In The Crucible, a play written by Arthur Miller, the strict Puritan
community of Salem is bombarded with the hysteria of witchcraft. It starts when
five young girls of Salem are caught dancing in the forest. Instead as mere
children playing, this behavior is viewed upon by the Puritans as the work of
the devil. As the hysteria builds momentum, more and more accusations radiate.
Reverend Hale, a well known expert on witches, is brought into Salem to
'cleanse' the town of it's evil. At the beginning of the play, Hale leads the
onslaught of punishment for the accused; but by the end, he radically changes
his views, denouncing the court and its proceedings.
At first, Hale believes that the witch trials are necessary, and stands
by them unconditionally. When he first comes to town, he concludes that Satan
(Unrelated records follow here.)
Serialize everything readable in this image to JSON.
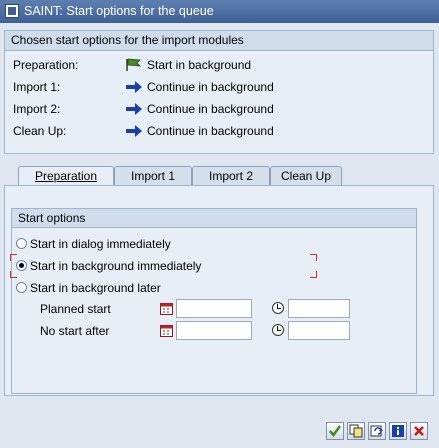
{
  "window": {
    "title": "SAINT: Start options for the queue"
  },
  "chosen": {
    "title": "Chosen start options for the import modules",
    "rows": [
      {
        "label": "Preparation:",
        "value": "Start in background",
        "icon": "flag-icon"
      },
      {
        "label": "Import 1:",
        "value": "Continue in background",
        "icon": "arrow-right-icon"
      },
      {
        "label": "Import 2:",
        "value": "Continue in background",
        "icon": "arrow-right-icon"
      },
      {
        "label": "Clean Up:",
        "value": "Continue in background",
        "icon": "arrow-right-icon"
      }
    ]
  },
  "tabs": [
    {
      "label": "Preparation",
      "active": true
    },
    {
      "label": "Import 1",
      "active": false
    },
    {
      "label": "Import 2",
      "active": false
    },
    {
      "label": "Clean Up",
      "active": false
    }
  ],
  "start_options": {
    "title": "Start options",
    "radios": [
      {
        "label": "Start in dialog immediately",
        "checked": false
      },
      {
        "label": "Start in background immediately",
        "checked": true
      },
      {
        "label": "Start in background later",
        "checked": false
      }
    ],
    "planned_start": {
      "label": "Planned start",
      "date": "",
      "time": ""
    },
    "no_start_after": {
      "label": "No start after",
      "date": "",
      "time": ""
    }
  },
  "footer_buttons": [
    "confirm-icon",
    "copy-icon",
    "refresh-icon",
    "info-icon",
    "cancel-icon"
  ],
  "colors": {
    "title_bar": "#3e6096",
    "focus_marker": "#d43030",
    "arrow": "#1a3fa8"
  }
}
is at work. "And I mean to crush him utterly if he has shown face!" (p.39) Hale
shows his strong abhorrence toward evil. He is willing to follow the church's
authority to do anything to put a stop to it. While he is talking to Abigail, a
girl who was caught dancing in the forest, he yells, "You cannot evade meâ€¦"
(p.43) Hale expects to find evidence of witchcraft. This expectation leads him
to early, not fully thought out conclusions. Hale is determined to end the
alignments these witches have with the Devil, and he knows the court is too.
Later, Hale's views on the courts change and he becomes less obedient to
it's decisions. When the judge finds out that John Proctor, an accused witch,
plows on the Sabbath, he becomes disgusted; but Hale questions his authority.